(YOUR TASK): Write out each line from the data below that includes the word "TypeError".

# # # # # # #

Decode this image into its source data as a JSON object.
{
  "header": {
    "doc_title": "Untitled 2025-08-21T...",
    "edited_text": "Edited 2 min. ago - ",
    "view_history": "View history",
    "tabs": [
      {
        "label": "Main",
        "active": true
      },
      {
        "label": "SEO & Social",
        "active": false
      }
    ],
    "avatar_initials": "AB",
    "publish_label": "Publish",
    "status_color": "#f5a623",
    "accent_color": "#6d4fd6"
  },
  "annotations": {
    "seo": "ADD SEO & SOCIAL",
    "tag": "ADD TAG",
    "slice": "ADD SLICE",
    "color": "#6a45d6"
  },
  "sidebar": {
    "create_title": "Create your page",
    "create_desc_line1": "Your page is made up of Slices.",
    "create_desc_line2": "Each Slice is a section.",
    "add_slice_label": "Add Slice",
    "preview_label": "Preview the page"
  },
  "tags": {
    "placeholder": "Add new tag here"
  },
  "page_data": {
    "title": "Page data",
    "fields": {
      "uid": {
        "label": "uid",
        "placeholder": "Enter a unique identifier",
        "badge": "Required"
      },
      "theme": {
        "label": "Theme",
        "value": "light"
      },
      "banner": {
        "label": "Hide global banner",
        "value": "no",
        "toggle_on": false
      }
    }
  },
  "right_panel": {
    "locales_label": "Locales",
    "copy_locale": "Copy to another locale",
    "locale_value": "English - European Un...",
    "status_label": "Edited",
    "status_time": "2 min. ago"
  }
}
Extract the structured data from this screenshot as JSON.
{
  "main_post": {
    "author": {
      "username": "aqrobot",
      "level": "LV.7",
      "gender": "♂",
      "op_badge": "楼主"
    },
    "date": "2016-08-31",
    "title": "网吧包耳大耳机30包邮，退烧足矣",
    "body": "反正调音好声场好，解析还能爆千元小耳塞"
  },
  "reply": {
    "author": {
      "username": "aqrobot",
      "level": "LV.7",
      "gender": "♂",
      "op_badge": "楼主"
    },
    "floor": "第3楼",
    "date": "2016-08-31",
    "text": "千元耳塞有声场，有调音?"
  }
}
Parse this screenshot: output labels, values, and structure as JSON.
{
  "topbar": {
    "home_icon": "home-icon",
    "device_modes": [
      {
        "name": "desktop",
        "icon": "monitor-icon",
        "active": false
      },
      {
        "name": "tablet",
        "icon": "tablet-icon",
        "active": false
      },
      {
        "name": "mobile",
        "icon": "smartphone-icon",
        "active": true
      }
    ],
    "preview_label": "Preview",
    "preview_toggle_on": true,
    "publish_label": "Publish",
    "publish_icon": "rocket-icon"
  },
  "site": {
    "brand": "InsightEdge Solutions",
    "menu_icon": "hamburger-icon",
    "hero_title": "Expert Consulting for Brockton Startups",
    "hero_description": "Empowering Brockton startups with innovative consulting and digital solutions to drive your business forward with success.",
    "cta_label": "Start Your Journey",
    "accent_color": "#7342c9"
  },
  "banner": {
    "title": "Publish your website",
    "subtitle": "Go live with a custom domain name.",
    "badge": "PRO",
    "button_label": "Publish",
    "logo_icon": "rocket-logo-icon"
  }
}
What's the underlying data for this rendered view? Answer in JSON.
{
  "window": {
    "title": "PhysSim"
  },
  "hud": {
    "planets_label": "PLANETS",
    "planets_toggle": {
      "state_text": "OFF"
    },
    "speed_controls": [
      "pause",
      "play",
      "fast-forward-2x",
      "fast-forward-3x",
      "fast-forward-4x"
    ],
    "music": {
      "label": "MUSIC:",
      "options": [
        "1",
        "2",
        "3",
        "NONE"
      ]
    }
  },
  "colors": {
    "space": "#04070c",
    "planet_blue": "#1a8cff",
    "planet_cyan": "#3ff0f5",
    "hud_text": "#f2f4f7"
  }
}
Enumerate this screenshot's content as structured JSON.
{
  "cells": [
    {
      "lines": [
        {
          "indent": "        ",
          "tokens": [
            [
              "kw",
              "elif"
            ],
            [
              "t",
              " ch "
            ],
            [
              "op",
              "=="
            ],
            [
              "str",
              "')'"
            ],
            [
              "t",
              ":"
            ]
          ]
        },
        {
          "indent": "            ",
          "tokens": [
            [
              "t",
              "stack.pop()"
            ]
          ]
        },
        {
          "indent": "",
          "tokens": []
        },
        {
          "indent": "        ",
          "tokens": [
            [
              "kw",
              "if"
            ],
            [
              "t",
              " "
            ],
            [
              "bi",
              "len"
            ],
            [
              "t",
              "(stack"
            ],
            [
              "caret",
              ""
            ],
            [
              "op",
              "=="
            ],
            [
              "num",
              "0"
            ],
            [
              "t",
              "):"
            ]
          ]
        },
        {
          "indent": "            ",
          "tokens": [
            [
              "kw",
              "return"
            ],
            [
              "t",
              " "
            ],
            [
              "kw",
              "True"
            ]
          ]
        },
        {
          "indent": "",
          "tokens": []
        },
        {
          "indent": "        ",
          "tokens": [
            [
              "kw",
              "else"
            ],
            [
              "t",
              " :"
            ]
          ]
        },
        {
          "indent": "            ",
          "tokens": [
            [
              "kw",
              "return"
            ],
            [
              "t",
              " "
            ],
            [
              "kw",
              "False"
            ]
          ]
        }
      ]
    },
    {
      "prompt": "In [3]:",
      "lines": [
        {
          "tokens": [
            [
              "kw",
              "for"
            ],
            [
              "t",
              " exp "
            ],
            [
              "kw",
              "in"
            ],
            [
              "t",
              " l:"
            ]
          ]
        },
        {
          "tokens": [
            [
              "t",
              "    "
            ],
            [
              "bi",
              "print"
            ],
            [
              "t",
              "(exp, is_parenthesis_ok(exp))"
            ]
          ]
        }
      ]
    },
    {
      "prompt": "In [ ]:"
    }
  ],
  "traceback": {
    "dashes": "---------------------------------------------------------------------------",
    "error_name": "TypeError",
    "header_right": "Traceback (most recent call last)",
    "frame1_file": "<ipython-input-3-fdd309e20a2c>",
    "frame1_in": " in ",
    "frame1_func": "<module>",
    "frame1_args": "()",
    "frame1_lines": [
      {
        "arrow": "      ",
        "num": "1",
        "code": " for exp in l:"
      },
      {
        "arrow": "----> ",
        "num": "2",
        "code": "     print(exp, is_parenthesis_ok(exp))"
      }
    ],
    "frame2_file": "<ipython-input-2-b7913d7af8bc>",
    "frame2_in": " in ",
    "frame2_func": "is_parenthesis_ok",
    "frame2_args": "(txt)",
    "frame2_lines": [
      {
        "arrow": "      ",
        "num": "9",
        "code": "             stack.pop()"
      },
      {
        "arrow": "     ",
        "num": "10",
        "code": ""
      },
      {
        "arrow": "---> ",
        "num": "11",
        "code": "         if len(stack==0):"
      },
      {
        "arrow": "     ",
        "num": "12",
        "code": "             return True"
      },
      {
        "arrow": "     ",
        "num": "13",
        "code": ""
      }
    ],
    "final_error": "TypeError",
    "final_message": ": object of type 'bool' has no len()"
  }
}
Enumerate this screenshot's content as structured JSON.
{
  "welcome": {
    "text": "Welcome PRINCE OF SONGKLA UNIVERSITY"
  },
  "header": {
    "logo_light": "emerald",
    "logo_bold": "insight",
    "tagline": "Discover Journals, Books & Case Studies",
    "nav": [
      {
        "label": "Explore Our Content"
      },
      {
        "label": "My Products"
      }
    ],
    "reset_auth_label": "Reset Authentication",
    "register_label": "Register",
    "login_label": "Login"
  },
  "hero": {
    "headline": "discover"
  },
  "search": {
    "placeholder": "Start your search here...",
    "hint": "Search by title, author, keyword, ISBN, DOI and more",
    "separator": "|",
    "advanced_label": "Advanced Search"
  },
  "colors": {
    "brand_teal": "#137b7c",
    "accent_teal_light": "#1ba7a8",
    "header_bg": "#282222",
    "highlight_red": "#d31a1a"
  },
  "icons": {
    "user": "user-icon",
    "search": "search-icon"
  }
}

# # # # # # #

(ANSWER BELOW):
    "error_name": "TypeError",
    "final_error": "TypeError",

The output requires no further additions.